Web page and app entries
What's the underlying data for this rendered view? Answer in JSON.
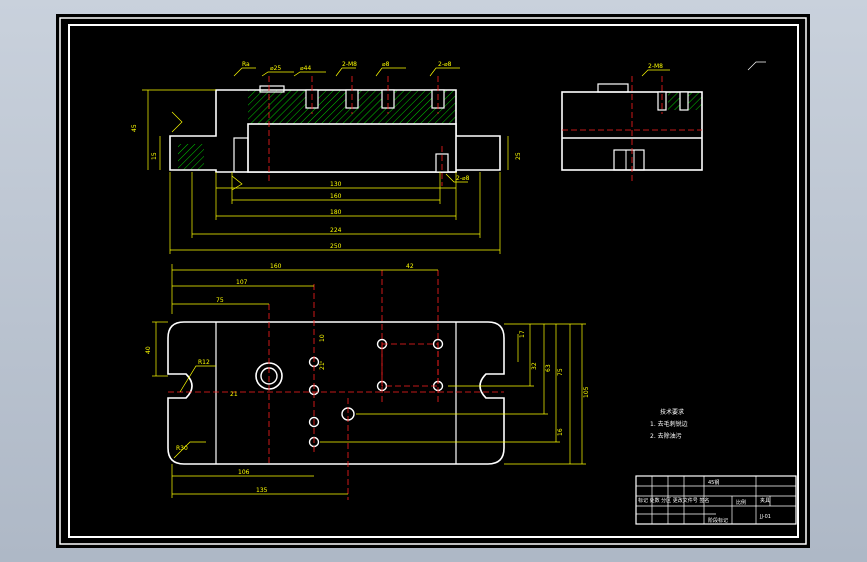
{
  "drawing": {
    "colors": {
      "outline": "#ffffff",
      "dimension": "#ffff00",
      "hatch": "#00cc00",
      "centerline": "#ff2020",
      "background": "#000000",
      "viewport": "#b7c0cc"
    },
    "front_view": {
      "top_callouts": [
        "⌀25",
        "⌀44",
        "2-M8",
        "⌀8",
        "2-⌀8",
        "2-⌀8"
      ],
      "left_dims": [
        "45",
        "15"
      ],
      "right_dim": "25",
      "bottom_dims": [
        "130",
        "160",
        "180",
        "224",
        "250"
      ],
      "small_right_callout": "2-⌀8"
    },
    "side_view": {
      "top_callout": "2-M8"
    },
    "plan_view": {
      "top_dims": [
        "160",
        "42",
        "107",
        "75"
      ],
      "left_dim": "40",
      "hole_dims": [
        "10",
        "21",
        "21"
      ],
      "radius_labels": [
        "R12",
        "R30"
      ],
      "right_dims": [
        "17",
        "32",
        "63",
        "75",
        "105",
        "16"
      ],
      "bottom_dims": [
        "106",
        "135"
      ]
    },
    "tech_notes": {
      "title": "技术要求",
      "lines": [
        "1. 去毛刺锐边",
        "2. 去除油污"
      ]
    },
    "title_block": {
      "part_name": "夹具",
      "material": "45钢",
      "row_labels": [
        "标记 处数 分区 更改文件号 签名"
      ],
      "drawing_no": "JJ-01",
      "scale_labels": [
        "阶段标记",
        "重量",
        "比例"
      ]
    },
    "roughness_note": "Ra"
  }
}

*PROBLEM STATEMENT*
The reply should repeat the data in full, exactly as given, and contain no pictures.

*SOLUTION TO THIS PROBLEM*
What's the underlying data for this rendered view? Answer in JSON.
{
  "drawing": {
    "colors": {
      "outline": "#ffffff",
      "dimension": "#ffff00",
      "hatch": "#00cc00",
      "centerline": "#ff2020",
      "background": "#000000",
      "viewport": "#b7c0cc"
    },
    "front_view": {
      "top_callouts": [
        "⌀25",
        "⌀44",
        "2-M8",
        "⌀8",
        "2-⌀8",
        "2-⌀8"
      ],
      "left_dims": [
        "45",
        "15"
      ],
      "right_dim": "25",
      "bottom_dims": [
        "130",
        "160",
        "180",
        "224",
        "250"
      ],
      "small_right_callout": "2-⌀8"
    },
    "side_view": {
      "top_callout": "2-M8"
    },
    "plan_view": {
      "top_dims": [
        "160",
        "42",
        "107",
        "75"
      ],
      "left_dim": "40",
      "hole_dims": [
        "10",
        "21",
        "21"
      ],
      "radius_labels": [
        "R12",
        "R30"
      ],
      "right_dims": [
        "17",
        "32",
        "63",
        "75",
        "105",
        "16"
      ],
      "bottom_dims": [
        "106",
        "135"
      ]
    },
    "tech_notes": {
      "title": "技术要求",
      "lines": [
        "1. 去毛刺锐边",
        "2. 去除油污"
      ]
    },
    "title_block": {
      "part_name": "夹具",
      "material": "45钢",
      "row_labels": [
        "标记 处数 分区 更改文件号 签名"
      ],
      "drawing_no": "JJ-01",
      "scale_labels": [
        "阶段标记",
        "重量",
        "比例"
      ]
    },
    "roughness_note": "Ra"
  }
}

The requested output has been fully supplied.